Smart Mirror

I Made A Thing

I saw a post a month ago about this guy making a "magic mirror"; something you'd see in an Iron Man movie. I, just like pretty much everyone else who's seen or heard about this, thought this was incredibly cool and suddenly realized that I had needed this in my life all along. I had just bought the new Raspberry pi 2 B, so the next bit was just getting a monitor and a two-way mirror. 

Project in Pictures

Parts & Challenges

Here is what I used:

Total Cost = $85

Surprisingly enough, the hardest part was actually figuring out what I would need for the mirror part/ordering it. I ended up using TAP Plastics for mine. It's actually acrylic, not glass, but that makes it a lot cheaper (about half price) and more versatile than glass. Plus they cut it for you, so you don't have to worry about scratching or splintering it. 

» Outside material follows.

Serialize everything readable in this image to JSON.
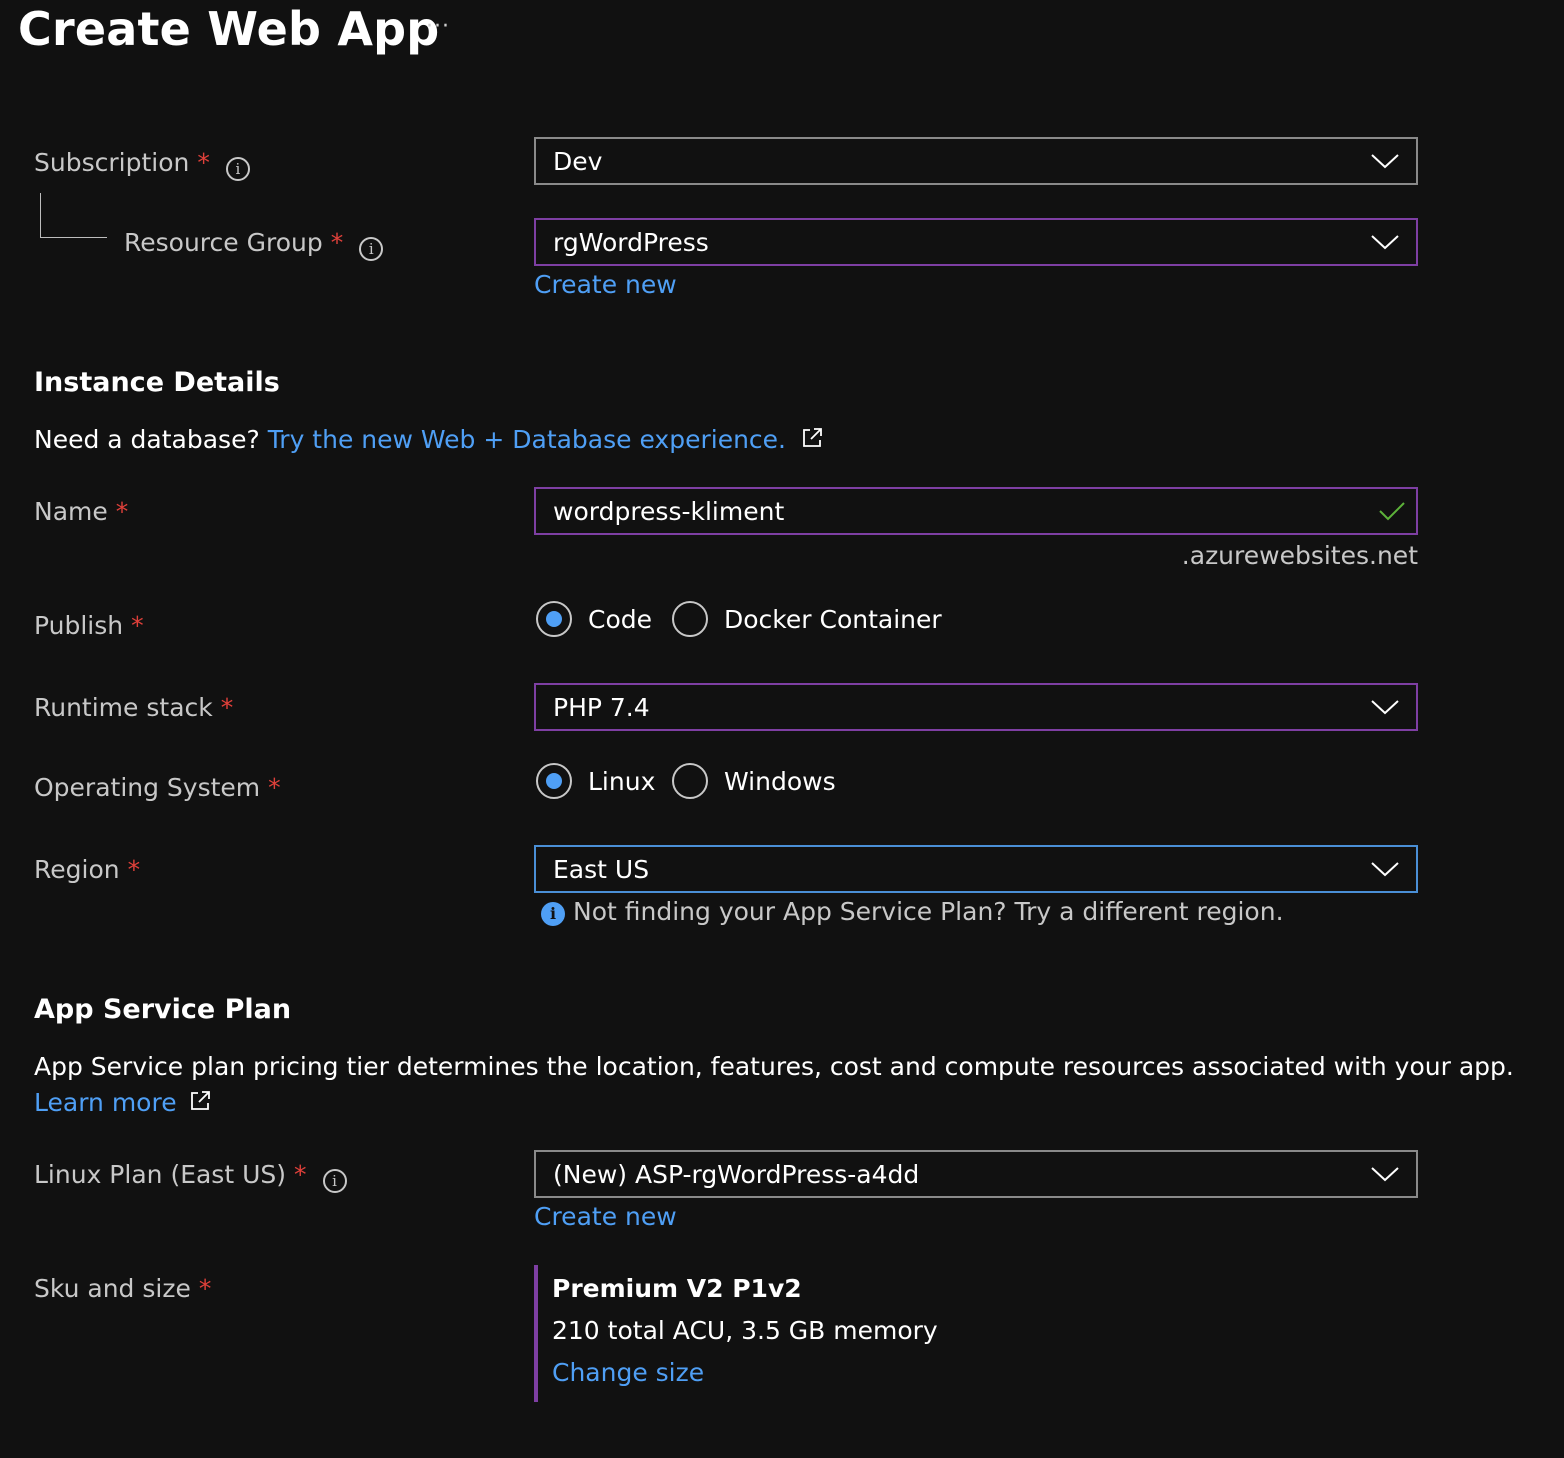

The brilliant mind of Michael Teeuw created the initial idea and layout and has his code posted here on Github. I used some of this for the layout and the php to pull the weather data. If you like these kind of projects, I highly suggest checking out his site. 

 

The 1st thing I did was set up my Raspberry Pi. After installing the OS and updating, I set up a stripped down LAMP server to host the webpage that will serve as the background of the mirror. I also installed php5 so that I could pull RSS feeds, Open Weather data, and Google Calendar data. 

After the initial setup, I registered for an OpenWeatherMap API key and grabbed my Google Calendar link. I also modified an array and created two more to display 4 o 5  sayings that would randomly cycle through and change about every 20 seconds, depending on the time of day (This one tells me it's apparently beer-thirty). 

I wanted the smart mirror to have a more modern look, so I chose not to put together or use a frame. I took apart the LED monitor frame and used electrical tape to black out the metal frame. This way, it wouldn't show when I put the mirror on. 

It took a bit to figure out the best layout that both allowed me to plug in everything and allow me to hide most of the cables. When I build my next one, I'll be sure to get a monitor that has the inputs in the back; not on the bottom. 

Once the mirror finally arrived, I had to test it to see if it work. By this point, I had already set the Raspberry Pi to boot right into the web browser in full screen mode, load the local host server where my page was set, and rotate the display 90 degrees, so all I had to do was turn it on. 

Once I knew it worked, I used double-sided tape to connect the mirror to the monitor. I did this so that I could make future changes as I work more with it. The cords are a little unsightly, but other than that, I think it turned out okay for my first attempt. I'll keep working on this to improve it and will post more once it's done!